The United Republic of Tanzania, by far the largest country in the East Africa community, is situated on the coast, with the Indian Ocean forming its Eastern boundry. To the North is Kenya and Uganda and at the Southern boundary are Mozambique and Malawi. Zambia borders Tanzania to the southwest, and The Democratic Republic of Congo. Burundi and Rwanda border Tanzania to the west.
Tanzania also includes the Islands off the coastline, most prominently, Zanzibar and Pemba. There are three mountain ranges, the Livingstone Mountains in the Southwest, and the Pare and Usambara ranges in the Northeast. Mount Kilimanjaro, at 19,340 ft., is Africa’s highest mountain; it is in the North, right on the Kenyan border.
Tanzania encompasses many lakes within its borders and of course, Lake Victoria to the West and Northwest, is the most prominent. Most rivers in Tanzania are seasonal, with the exception of the Nile, Zaire and Zambezi, which actually all originate here.The mainland portion, formerly Tanganika, gained independence in 1961 and the Zanzibar Archipelago, as it was called, in 1963. In 1964 they formed what is now known as the United Republic of Tanzania. A total of 38% of the land mass has been put aside for conservation; there are 16 National Parks, the most famous being the Serengeti. There are also a number of forest and game reserves, notably the Ngorongo Crater. In the Western section of Tanzania, Jane Goodall’s on going study of the Chimpanzee has been carried on in the Gombe Stream National park.
There are three main climatic areas in Tanzania;
1) the coastal area and immediate hinterland, where conditions are tropical with temperatures averaging 26.6°C (80°), rainfall varying from, 40 to 76 inches and high in humidity;
2) the central plateau, which is hot and dry (rainfall 20 to 30 inches), although with considerable daily and seasonal temperature variations;
3) the third region is the semi-temperate highland areas, where the climate is healthy and cool.
In addition, there are anomolies: The eastern sections average only 30 to 40 inches of rain, while the western parts receive up to 90 inches. A small area north of Lake Malawi receive 100 inches of rain.
Generally, there are two rainy seasons; from November to December and from April to mid-June.
All visitors wishing to enter United Republic of Tanzania must obtain a visa, either outside the country, or when arriving at an entry point. Travelers from the following countries do not require a visa:Botswana, Gambia, Ghana, Hong Kong, Kenya, Lesotho, Malaysia, Malawi, Mozambique, Namibia, Swaziland, Zambia, and Zimbabwe.Nationals of the East African Community need neither visa nor entry permit to enter United Republic of Tanzania. Passports must be valid for at leave six months.

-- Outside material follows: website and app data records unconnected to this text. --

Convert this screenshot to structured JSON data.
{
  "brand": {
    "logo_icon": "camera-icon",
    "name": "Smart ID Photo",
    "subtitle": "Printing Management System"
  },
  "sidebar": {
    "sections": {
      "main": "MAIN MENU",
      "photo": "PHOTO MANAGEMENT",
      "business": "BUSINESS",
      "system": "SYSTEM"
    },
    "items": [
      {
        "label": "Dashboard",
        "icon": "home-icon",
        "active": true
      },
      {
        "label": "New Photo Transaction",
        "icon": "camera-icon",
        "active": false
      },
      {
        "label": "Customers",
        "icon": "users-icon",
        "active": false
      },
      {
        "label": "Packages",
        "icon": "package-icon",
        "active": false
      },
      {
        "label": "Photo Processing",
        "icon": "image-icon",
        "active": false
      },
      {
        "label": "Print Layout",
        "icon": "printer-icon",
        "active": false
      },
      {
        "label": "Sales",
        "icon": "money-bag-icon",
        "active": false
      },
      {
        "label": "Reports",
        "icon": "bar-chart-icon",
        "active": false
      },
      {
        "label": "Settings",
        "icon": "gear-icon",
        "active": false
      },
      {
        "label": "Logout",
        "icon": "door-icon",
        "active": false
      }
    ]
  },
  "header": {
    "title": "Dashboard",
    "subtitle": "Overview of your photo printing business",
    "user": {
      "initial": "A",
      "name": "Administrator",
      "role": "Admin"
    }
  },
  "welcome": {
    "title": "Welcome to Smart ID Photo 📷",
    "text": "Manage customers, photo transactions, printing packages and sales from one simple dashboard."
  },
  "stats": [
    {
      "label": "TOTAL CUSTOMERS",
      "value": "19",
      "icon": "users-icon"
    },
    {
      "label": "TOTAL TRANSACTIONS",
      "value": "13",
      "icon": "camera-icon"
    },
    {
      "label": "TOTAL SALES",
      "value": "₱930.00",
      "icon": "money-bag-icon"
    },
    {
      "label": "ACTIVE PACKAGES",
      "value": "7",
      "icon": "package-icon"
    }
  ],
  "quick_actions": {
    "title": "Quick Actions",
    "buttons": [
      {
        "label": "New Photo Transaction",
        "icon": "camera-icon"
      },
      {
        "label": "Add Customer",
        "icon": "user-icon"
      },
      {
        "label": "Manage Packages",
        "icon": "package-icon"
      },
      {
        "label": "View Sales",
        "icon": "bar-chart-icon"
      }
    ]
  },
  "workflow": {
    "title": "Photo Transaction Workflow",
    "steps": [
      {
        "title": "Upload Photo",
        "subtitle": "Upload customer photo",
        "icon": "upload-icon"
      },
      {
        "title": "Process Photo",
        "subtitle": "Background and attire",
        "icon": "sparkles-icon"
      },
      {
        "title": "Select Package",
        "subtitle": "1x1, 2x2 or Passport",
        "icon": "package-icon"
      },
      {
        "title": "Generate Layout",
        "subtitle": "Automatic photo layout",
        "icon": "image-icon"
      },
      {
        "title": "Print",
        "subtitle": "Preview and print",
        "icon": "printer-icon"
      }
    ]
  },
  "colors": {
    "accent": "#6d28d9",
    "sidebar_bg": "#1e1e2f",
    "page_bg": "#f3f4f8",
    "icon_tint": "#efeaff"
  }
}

Official Currency: Tanzania Shilling=100 cents
Foreign Exchange: $1 US is equal to 2,200 shillings
BANKING & BUSINESS HOURS
Banking: Monday to Friday: 0830-1500 Saturday: 0830-1300
Shops: Monday to Saturday: 0830-1200 and 1400-1800
ATM’s are available in all urban centers.
Tanzania is three hours ahead of GMT
If you need medical care whilst in Tanzania, it is best to be aware that medical providers may not accept payment through your insurance company. In these circumstances you will have to pay in full after your treatment and file a claim with your insurance company for reimbursement. Therefore you should have access to cash, either from a credit card or by wire transfer. If you need assistance contact the country’s local embassy or representative.
To be compensated you must be treated by licensed medical personnel and provide your insurance company with proper documentation and receipts.
It is advisable to always ensure you have a comprehensive travel insurance policy which covers you for repatriation to your home country.